It is in this spirit of emotional asperity that she agrees to marry a lawyer from Saumur, the now middle-aged son of one of two families that had been vying for Eugénie’s hand—and her fortune—since even before the arrival of Charles. But she marries Monsieur de Bonfons only on the condition that he expect nothing more than friendship from her. (And that friendship seems quite icy.) She doesn’t pine for Charles, she doesn’t preserve the memory of their courtship in Havishamian aspic. She simply turns that part of herself off. When Bonfons dies only a few years later, she becomes even richer, even more isolated, even more forbidding. The irony of the Grandet family is complete: the one who cares nothing for gold is showered with it. She uses it to do good in secret. But despite this charity, and despite her beauty, which, the narrator tells us, persists even as she approaches forty, despite her poise, she isn’t the same as she was as a girl:

She has all the nobility of grief, the saintliness of one whose soul is unsullied by contact with the outside world. But she has also the rigid outlook of an old maid and the narrow vision that comes from the restricted life of a provincial town. In spite of her income of eight hundred thousand livres, she lives as poor Eugénie Grandet used to live. She lights her fire only on the days when her father used to allow the fire to be lit in the living-room, and puts it out according to the rules in force when she was young. She always dresses as her mother did. The house at Saumur, sunless, devoid of warmth, gloomy, and always in the shade, reflects her life.

I’m interested in the way the book here reverses its understanding of the distinction between Paris and the provinces (Paris = flashy, vain, superficial; provinces = solid, demure, profound). There’s enough criticism of Eugénie in this passage to complicate the saintly resignation that would otherwise have reduced her to caricature.
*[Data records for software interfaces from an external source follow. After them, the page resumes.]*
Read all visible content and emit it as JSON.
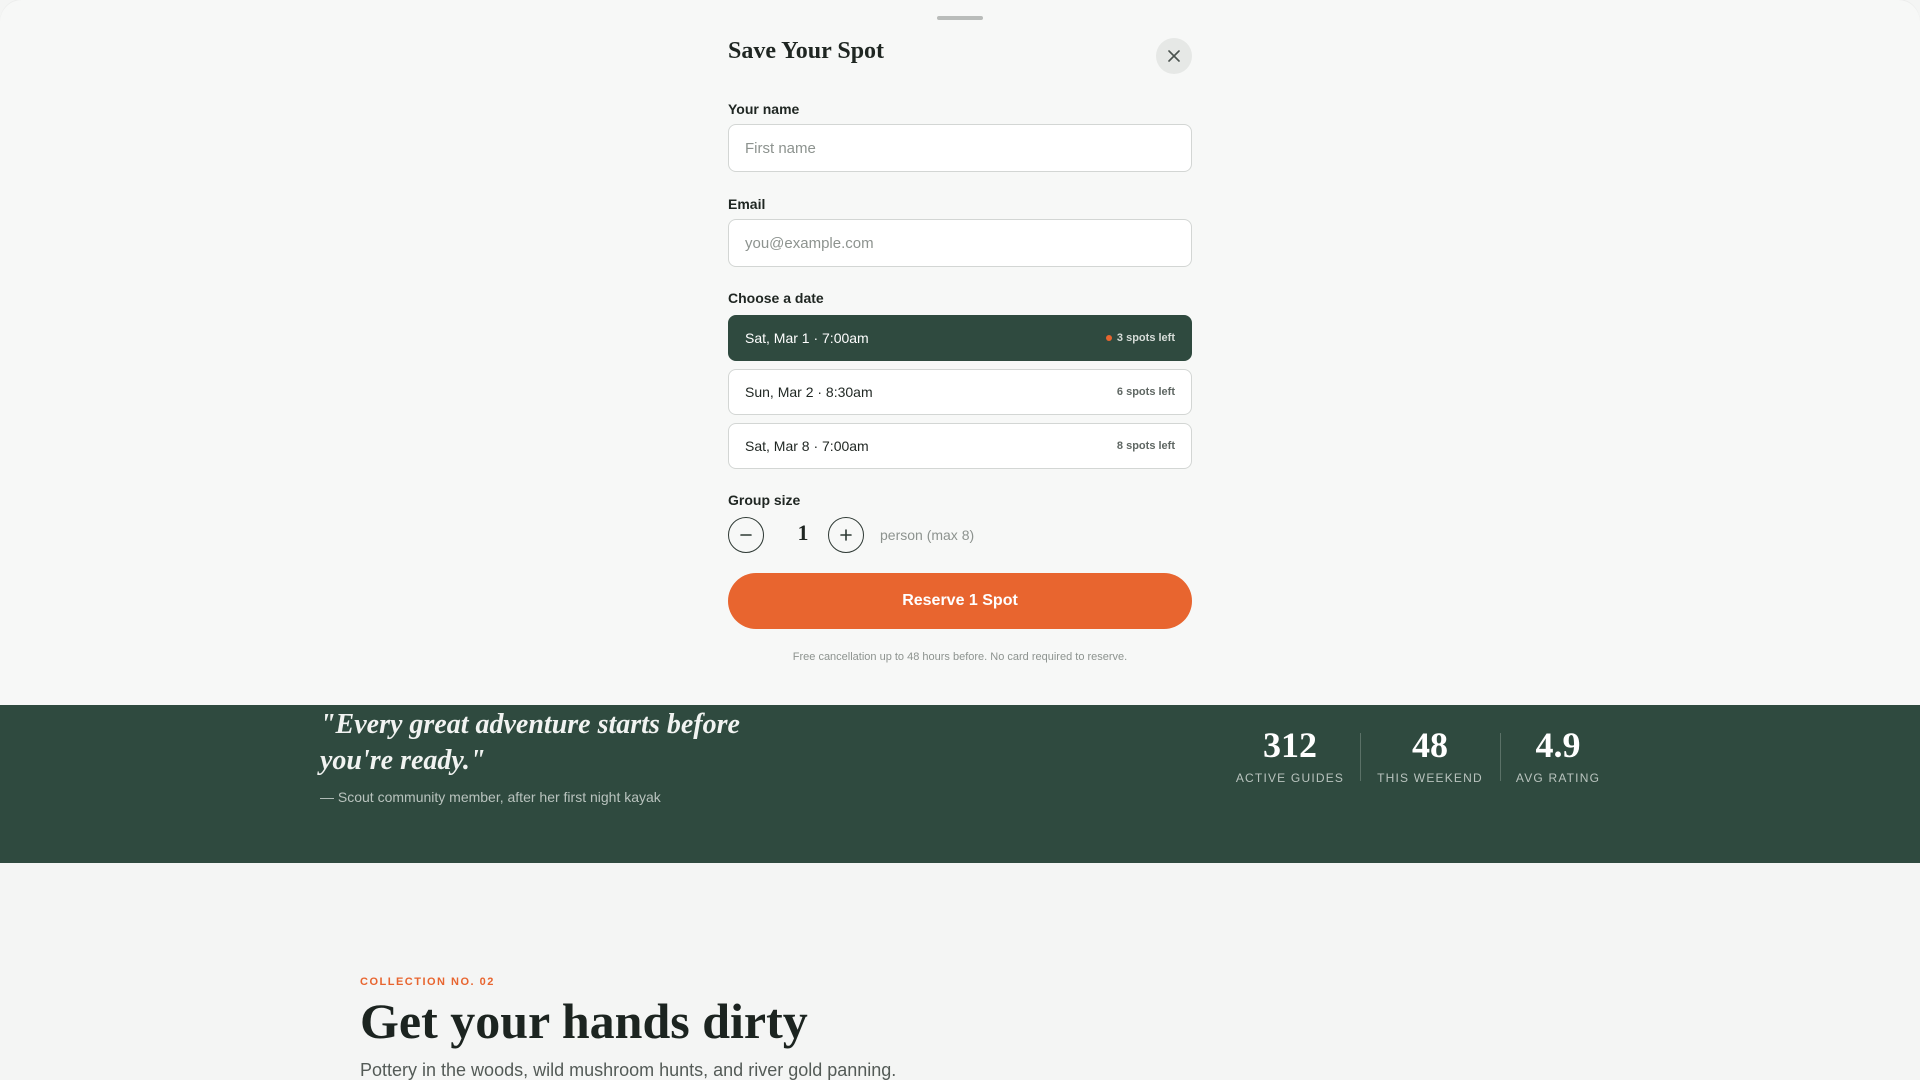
{
  "modal": {
    "title": "Save Your Spot",
    "close_icon": "close-icon",
    "name": {
      "label": "Your name",
      "value": "",
      "placeholder": "First name"
    },
    "email": {
      "label": "Email",
      "value": "",
      "placeholder": "you@example.com"
    },
    "date": {
      "label": "Choose a date",
      "options": [
        {
          "text": "Sat, Mar 1 · 7:00am",
          "spots": "3 spots left",
          "selected": true
        },
        {
          "text": "Sun, Mar 2 · 8:30am",
          "spots": "6 spots left",
          "selected": false
        },
        {
          "text": "Sat, Mar 8 · 7:00am",
          "spots": "8 spots left",
          "selected": false
        }
      ]
    },
    "group": {
      "label": "Group size",
      "decrement": "−",
      "increment": "+",
      "value": "1",
      "note": "person (max 8)"
    },
    "reserve_label": "Reserve 1 Spot",
    "fine_print": "Free cancellation up to 48 hours before. No card required to reserve."
  },
  "testimonial": {
    "quote": "\"Every great adventure starts before you're ready.\"",
    "attribution": "— Scout community member, after her first night kayak"
  },
  "stats": [
    {
      "value": "312",
      "label": "ACTIVE GUIDES"
    },
    {
      "value": "48",
      "label": "THIS WEEKEND"
    },
    {
      "value": "4.9",
      "label": "AVG RATING"
    }
  ],
  "collection": {
    "eyebrow": "COLLECTION NO. 02",
    "title": "Get your hands dirty",
    "subtitle": "Pottery in the woods, wild mushroom hunts, and river gold panning."
  },
  "colors": {
    "accent": "#e8652f",
    "forest": "#2f4a3f",
    "background": "#f4f5f4"
  }
}
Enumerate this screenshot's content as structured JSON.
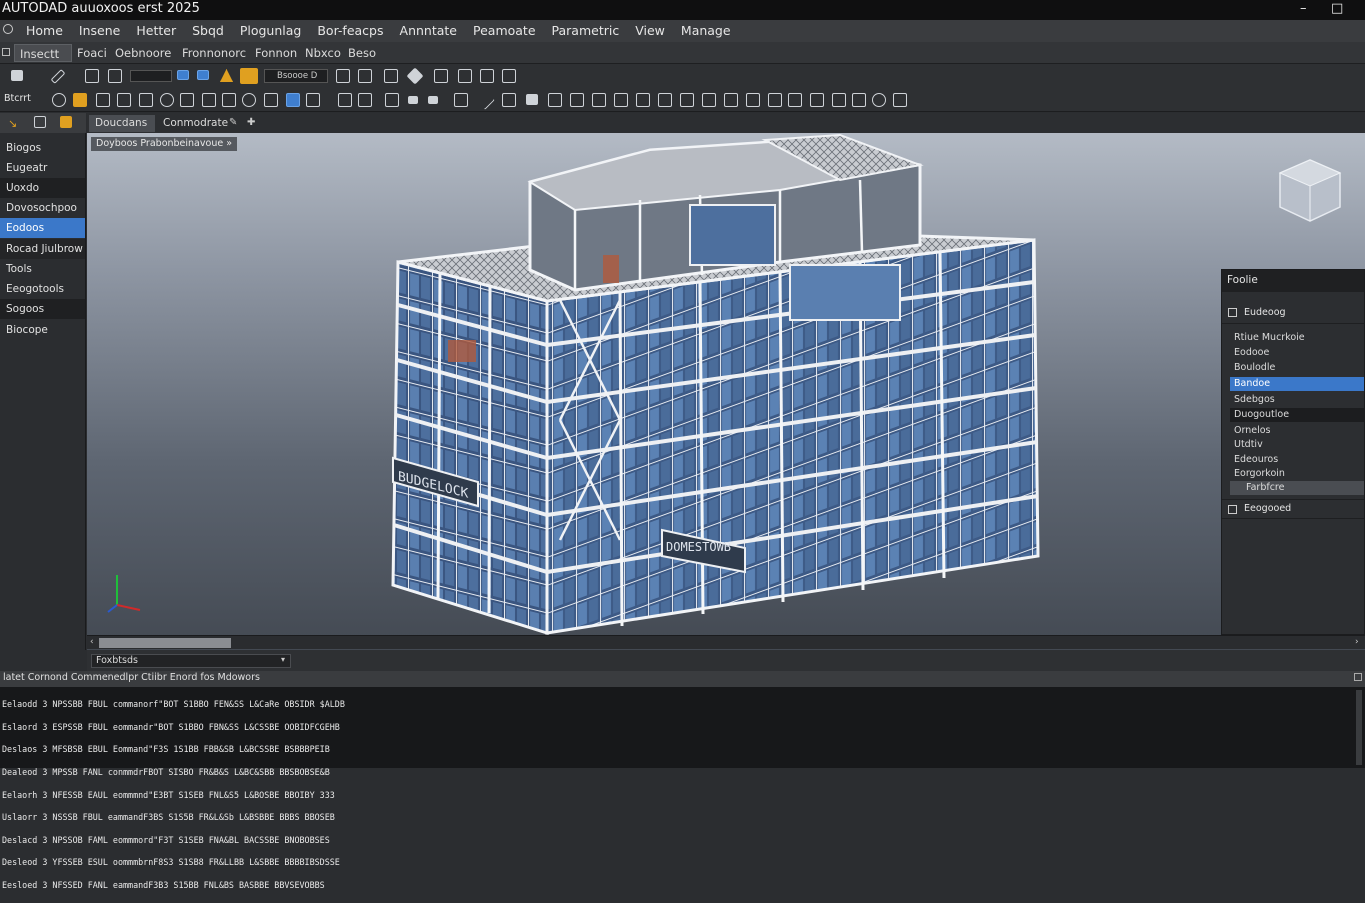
{
  "app": {
    "title": "AUTODAD auuoxoos erst 2025",
    "window_controls": [
      "–",
      "□"
    ]
  },
  "menu": {
    "items": [
      "Home",
      "Insene",
      "Hetter",
      "Sbqd",
      "Plogunlag",
      "Bor-feacps",
      "Annntate",
      "Peamoate",
      "Parametric",
      "View",
      "Manage"
    ]
  },
  "ribbon_tabs": {
    "items": [
      "Insectt",
      "Foaci",
      "Oebnoore",
      "Fronnonorc",
      "Fonnon",
      "Nbxco",
      "Beso"
    ],
    "active": "Insectt"
  },
  "toolbar": {
    "style_box": "Bsoooe D",
    "left_label": "Btcrrt"
  },
  "left_panel": {
    "items": [
      "Biogos",
      "Eugeatr",
      "Uoxdo",
      "Dovosochpoo",
      "Eodoos",
      "Rocad Jiulbrow",
      "Tools",
      "Eeogotools",
      "Sogoos",
      "Biocope"
    ],
    "selected": "Eodoos"
  },
  "viewport": {
    "tabs": [
      "Doucdans",
      "Conmodrate"
    ],
    "active_tab": "Doucdans",
    "breadcrumb": "Doyboos Prabonbeinavoue »",
    "signs": [
      "BUDGELOCK",
      "DOMESTOWB"
    ]
  },
  "properties_panel": {
    "title": "Foolie",
    "section": "Eudeoog",
    "items": [
      "Rtiue Mucrkoie",
      "Eodooe",
      "Boulodle",
      "Bandoe",
      "Sdebgos",
      "Duogoutloe",
      "Ornelos",
      "Utdtiv",
      "Edeouros",
      "Eorgorkoin",
      "Farbfcre"
    ],
    "selected": "Bandoe",
    "footer": "Eeogooed"
  },
  "model_selector": {
    "value": "Foxbtsds"
  },
  "command": {
    "header": "latet Cornond Commenedlpr Ctiibr Enord fos Mdowors",
    "lines": [
      "Eelaodd 3 NPSSBB FBUL commanorf\"BOT S1BBO FEN&SS L&CaRe OBSIDR $ALDB",
      "Eslaord 3 ESPSSB FBUL eommandr\"BOT S1BBO FBN&SS L&CSSBE OOBIDFCGEHB",
      "Deslaos 3 MFSBSB EBUL Eommand\"F3S 1S1BB FBB&SB L&BCSSBE BSBBBPEIB",
      "Dealeod 3 MPSSB FANL conmmdrFBOT SISBO FR&B&S L&BC&SBB BBSBOBSE&B",
      "Eelaorh 3 NFESSB EAUL eommmnd\"E3BT S1SEB FNL&S5 L&BOSBE BBOIBY 333",
      "Uslaorr 3 NSSSB FBUL eammandF3BS S1S5B FR&L&Sb L&BSBBE BBBS BBOSEB",
      "Deslacd 3 NPSSOB FAML eommmord\"F3T S1SEB FNA&BL BACSSBE BNOBOBSES",
      "Desleod 3 YFSSEB ESUL oommmbrnF8S3 S1SB8 FR&LLBB L&SBBE BBBBIBSDSSE",
      "Eesloed 3 NFSSED FANL eammandF3B3 S15BB FNL&BS BASBBE BBVSEVOBBS"
    ]
  }
}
To be sure, if the book really believes in the ideas of emotional inheritance it so often references, then she couldn’t have ended up any other way, and so it would be meaningless to speak of criticism. And on the book’s final page, the narrator both backpedals on some of the things it says here—claiming that “the greatness of her soul lessens the effect of the narrowness of her upbringing”—and finds fault with the situation itself. Whether the tragedy is really that “a woman who, made to be a magnificent wife and mother, has neither husband nor children nor family” (a surprising thing to say, given the book’s interest in heredity, which would seems to make nonsense of the possibility raised here that Eugenie was made to be something her family could not have given her), the book does leave us feeling the hopelessness of her situation.

But Eugénie Grandet is melancholic not tragic. From the first sentence, in which the houses in certain provincial towns arouse melancholy as much in the stranger who comes across them as in the people who live in them, melancholy is referenced throughout the book, the best way to describe the strange uncertainty of the narrator’s description of the widowed Madame de Bonfons. Melancholy is the way the book gives its protagonist a fate more complicated, if not necessarily more pleasant to experience, than those typically granted to heroines of the period. I find myself thinking about her a lot, and, as Barthes once did, look forward to delving further into the vast and surprising work of her creator.


(cross-posted from Eigermonchjungfrau)